Gluteus Maximus

Gluteus Maximus 

I MUST share some very valuable information to help you avoid the same problems I’ve been helping my clients solve for the past year. As I continue to grow and serve more clients through my independent MAT business, I work 2 days/week as a PT at “Knee Specialists of Wisconsin.” Our clients have advanced stage osteoarthritis in one or both of their knees, are in terrible amounts of pain, and are trying to avoid knee replacement surgery. I use MAT to get to the “bottom” of why my physical therapy client’s joints broke down in the first place, as I help them move better, feel better and live better.

I believe I have identified one of THE key issues affecting 95% of my clients with knee pain and joint deterioration: The Gluteus Maximus muscles, or buttocks, are not working efficiently!
Our Gluteus Maximus muslces are 2 of the largest muscles on our body. As you can see from the picture, the “glutes” begin up in the hip, and they attach to the outside of the knee joint through the Iliotibial band (ITBand). Any of you ever experience tight IT bands?? Well, typically we rely upon our glutes to be the most efficient muscles we use to get up and down from a chair, toilet, or car seat, etc. How many times do you do this each day, each month, each year.....? How do you know you are using your glutes correctly? What do you think happens after years of wear and tear from improperly balanced forces through our important hip and knee joints?

After specifically analyzing the joint and muscular mechanics of my clients, I have found it is more common than I realized that the gluteus muscles are not working properly to balance the forces around our hip and knee joints.
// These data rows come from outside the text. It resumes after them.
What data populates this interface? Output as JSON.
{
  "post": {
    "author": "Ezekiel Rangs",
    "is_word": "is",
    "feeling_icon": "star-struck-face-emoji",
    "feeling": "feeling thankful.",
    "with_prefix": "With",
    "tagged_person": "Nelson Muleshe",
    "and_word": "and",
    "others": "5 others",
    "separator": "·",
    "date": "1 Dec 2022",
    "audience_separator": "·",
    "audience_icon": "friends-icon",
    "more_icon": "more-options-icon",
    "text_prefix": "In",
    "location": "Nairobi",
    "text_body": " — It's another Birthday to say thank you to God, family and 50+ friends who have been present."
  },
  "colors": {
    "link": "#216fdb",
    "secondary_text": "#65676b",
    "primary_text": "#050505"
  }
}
Unfortunately, 80% of the jobs today are considered “sedentary” and so most people are sitting on their buttock muscles all day long. The pressure applied can weaken or “inhibit” these muscles from performing their intended function. This is not helping matters!

Our buttocks muscles were not designed to be just a SEAT CUSHION!!!

You are likely wondering, “What can we do about this?” Well, you are in luck. There is hope! I have some helpful and easy to implement strategies for you.

1. While sitting, simply squeeze your cheeks underneath you, press your feet flat into the floor, as you feel yourself rise up a little in your chair (stop giggling, I’m serious! : ) and hold this for 6 seconds, rest 5 seconds and repeat this series 6 times. You can do both sides together or try one at a time.

2. Stand up straight behind the chair, hold the back of the chair with your hands for support, and squeeze your buttocks now. Feel the entire back side of your body begin to come to life again? Great! Contracting your “Glutes” will stimulate a whole chain of muscles to work more efficiently as you engage them, and then your hip flexors will naturally get the message to relax and elongate.
Want more? There are all sorts of great exercises to strengthen the glutes, however we must be sure that the “full circle” of communication between our brain and gluteus muscles is intact before we move on to the strengthening phase. Luckily, it is fairly easy to test all 3 of the different sections of your “glutes” to see which ones are truly working and which ones may be weak. I’m happy to help you make the most of your time in your chair and help to prevent a future of sore and creaky knees.

Let me know how you like these exercises, and what other muscles may be of interest to you to learn more helpful tips to keep them activated!